In a recent paper published in Nature paper, researchers from the New York University (NYU) School of Medicine in NYC report that gut fungi may be linked to pancreatic cancer. The study was conducted in mice and humans with pancreatic cancer and provides hope for developments in future treatments for patients with pancreatic cancer.
"While past studies from our group have shown that bacteria travel from the gut to the pancreas," says co-senior study author Dr. George Miller, MD, "our new study is the first to confirm that fungi, too, make that trip and that related fungal population changes promote tumor inception and growth."
In conducting the study, Dr. Miller and his fellow researchers analyzed stool samples from mice with and without pancreatic ductal adenocarcinoma, or PDA, the most common type of pancreatic cancer. By putting fluorescent proteins onto the fungi, they were able to monitor the changes in the fungal populations over 30 weeks, as well as track their movement from the intestines to the pancreas.
From this analysis, they determined that in both mice and human tissues with pancreatic cancer, the population sizes and compositions of fungi was different than that of those without pancreatic cancer. The fungi that were observed to have the largest population size in cancerous pancreatic tissues were those in the species belonging to the genus Malassezia. They also observed a less significant increase in fungal species such as those in Parastagonospora, Saccharomyces, and Septoriella.
"We have long known that Malassezia fungi — generally found on the skin and scalp — are responsible for dandruff and some forms of eczema, but recent studies have also linked them to skin and colorectal cancer," says co-senior study author Deepak Saxena, Ph.D., a professor in the College of Dentistry at NYU. "Our new findings add to evidence that Malassezia is abundant in pancreatic tumors as well."
The hope that stems from this discovery comes from the success that antifungal drug treatments had on combating pancreatic cancer. According to the study, treating the diseased mice with a strong antifungal drug called amphotericin B reduced tumor weight by 20–40%. In addition, explains Medical News Today, “The treatment also reduced ductal dysplasia, an early stage in the development of pancreatic cancer, by 20–30% and antifungal treatment also boosted the anticancer power of gemcitabine, a standard chemotherapy drug, by 15–25%.”
This could mean big news for future pancreatic cancer treatment.
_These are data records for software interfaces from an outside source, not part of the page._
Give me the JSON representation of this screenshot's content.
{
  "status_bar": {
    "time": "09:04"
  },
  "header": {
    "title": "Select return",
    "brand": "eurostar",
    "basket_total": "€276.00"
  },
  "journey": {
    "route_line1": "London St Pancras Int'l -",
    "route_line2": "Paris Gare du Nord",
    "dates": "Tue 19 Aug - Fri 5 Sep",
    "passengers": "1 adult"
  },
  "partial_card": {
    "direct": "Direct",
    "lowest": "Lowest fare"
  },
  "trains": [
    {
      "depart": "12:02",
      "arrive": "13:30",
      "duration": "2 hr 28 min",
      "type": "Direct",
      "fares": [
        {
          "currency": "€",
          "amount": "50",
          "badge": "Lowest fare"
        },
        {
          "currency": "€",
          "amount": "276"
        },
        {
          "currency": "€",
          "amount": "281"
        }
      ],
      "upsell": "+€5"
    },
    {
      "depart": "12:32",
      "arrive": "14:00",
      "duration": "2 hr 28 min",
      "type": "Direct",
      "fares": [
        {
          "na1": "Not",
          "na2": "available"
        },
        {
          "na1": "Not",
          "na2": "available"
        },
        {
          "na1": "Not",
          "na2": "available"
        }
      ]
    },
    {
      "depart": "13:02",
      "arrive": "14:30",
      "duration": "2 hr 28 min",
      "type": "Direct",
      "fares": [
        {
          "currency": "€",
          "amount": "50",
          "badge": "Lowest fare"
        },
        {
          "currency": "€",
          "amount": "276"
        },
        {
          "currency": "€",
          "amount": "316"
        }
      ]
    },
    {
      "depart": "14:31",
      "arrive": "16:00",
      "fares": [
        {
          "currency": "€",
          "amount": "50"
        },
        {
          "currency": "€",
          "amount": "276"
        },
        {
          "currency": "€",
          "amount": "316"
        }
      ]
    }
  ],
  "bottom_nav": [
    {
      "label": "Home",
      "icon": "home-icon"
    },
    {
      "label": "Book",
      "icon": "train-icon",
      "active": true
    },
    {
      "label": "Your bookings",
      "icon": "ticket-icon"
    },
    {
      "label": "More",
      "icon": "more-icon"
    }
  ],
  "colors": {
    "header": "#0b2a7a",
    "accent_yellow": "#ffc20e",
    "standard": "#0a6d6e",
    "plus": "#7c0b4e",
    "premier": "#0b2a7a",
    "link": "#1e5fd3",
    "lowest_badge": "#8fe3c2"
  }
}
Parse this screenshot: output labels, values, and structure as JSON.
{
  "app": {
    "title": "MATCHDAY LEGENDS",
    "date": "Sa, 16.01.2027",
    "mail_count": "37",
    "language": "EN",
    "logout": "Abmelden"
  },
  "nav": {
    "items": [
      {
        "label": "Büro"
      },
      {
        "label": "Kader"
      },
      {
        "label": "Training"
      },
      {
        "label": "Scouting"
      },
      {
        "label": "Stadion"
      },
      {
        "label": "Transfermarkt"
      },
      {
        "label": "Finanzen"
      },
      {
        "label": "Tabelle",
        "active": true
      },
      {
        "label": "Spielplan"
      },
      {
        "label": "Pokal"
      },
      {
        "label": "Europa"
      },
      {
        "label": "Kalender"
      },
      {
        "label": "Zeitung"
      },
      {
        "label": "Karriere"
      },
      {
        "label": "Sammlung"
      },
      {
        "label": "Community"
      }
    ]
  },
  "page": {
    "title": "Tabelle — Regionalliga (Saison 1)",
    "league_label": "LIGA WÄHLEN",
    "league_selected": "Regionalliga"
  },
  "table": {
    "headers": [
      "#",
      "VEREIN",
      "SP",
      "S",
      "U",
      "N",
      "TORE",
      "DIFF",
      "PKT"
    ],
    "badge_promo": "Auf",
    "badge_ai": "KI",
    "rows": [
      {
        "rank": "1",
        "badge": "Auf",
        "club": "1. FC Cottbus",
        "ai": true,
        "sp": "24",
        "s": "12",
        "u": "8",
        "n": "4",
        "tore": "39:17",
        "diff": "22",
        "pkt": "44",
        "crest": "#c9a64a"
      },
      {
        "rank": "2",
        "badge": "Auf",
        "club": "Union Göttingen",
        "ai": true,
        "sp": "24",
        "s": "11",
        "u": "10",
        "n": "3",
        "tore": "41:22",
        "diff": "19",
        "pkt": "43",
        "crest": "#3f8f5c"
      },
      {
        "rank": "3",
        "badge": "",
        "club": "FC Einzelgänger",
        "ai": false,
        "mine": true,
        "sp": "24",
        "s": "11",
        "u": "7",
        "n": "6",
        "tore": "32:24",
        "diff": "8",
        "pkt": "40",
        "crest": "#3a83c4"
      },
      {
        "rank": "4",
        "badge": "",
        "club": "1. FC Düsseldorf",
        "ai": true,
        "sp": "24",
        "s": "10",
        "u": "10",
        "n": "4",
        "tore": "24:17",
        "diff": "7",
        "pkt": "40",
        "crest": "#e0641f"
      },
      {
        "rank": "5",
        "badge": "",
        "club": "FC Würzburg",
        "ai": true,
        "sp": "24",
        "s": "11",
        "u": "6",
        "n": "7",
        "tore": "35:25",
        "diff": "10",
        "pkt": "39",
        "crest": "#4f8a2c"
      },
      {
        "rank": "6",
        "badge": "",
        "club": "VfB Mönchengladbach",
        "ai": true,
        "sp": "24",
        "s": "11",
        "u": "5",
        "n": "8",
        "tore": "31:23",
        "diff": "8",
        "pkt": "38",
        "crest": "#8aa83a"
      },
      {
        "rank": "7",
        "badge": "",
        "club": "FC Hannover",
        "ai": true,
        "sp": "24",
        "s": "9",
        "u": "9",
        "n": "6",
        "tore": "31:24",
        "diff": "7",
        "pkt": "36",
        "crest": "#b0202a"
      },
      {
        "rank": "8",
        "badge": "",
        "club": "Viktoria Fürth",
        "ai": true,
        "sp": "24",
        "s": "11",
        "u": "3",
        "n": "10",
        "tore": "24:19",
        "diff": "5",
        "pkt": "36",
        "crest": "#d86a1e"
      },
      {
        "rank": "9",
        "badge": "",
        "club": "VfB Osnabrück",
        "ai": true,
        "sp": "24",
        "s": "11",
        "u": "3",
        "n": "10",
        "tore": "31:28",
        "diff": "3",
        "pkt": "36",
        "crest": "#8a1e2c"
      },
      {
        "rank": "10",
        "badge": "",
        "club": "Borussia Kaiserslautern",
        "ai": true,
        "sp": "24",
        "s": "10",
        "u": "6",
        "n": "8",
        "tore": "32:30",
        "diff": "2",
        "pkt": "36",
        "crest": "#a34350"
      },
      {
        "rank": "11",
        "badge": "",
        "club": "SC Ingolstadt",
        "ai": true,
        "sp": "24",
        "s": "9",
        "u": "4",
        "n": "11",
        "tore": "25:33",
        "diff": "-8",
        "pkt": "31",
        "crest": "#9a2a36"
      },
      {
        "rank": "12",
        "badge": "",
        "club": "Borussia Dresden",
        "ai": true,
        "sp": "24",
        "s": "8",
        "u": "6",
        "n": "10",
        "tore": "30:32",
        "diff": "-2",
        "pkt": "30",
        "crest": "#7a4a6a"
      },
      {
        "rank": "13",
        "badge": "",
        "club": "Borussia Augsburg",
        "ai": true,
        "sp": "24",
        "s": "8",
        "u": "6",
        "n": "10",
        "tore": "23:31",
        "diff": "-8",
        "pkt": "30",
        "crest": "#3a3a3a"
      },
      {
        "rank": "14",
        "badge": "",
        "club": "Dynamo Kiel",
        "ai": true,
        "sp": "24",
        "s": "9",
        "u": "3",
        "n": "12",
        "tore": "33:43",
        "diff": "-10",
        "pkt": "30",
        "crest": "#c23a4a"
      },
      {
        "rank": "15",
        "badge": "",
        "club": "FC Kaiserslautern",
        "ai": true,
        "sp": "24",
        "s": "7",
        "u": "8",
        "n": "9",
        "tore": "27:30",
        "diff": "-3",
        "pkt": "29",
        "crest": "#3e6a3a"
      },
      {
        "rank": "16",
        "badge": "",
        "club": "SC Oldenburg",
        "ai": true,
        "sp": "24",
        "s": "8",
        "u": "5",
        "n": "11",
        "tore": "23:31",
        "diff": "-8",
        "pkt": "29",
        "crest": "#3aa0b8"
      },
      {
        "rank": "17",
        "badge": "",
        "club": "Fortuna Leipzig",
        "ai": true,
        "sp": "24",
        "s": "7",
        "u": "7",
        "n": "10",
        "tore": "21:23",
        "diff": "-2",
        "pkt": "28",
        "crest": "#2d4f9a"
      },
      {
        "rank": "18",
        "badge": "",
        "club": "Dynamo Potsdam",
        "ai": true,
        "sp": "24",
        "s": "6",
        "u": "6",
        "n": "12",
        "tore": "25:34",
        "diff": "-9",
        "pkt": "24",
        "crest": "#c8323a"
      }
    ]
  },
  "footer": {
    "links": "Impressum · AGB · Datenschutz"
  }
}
Pancreatic cancer one of the 10 most common cancers in both males and females in the United States, according to the CDC, and because it is difficult to detect, people are often diagnosed when it is already in an advanced stage. In the US alone, 45,750 are expected to die of the disease this year.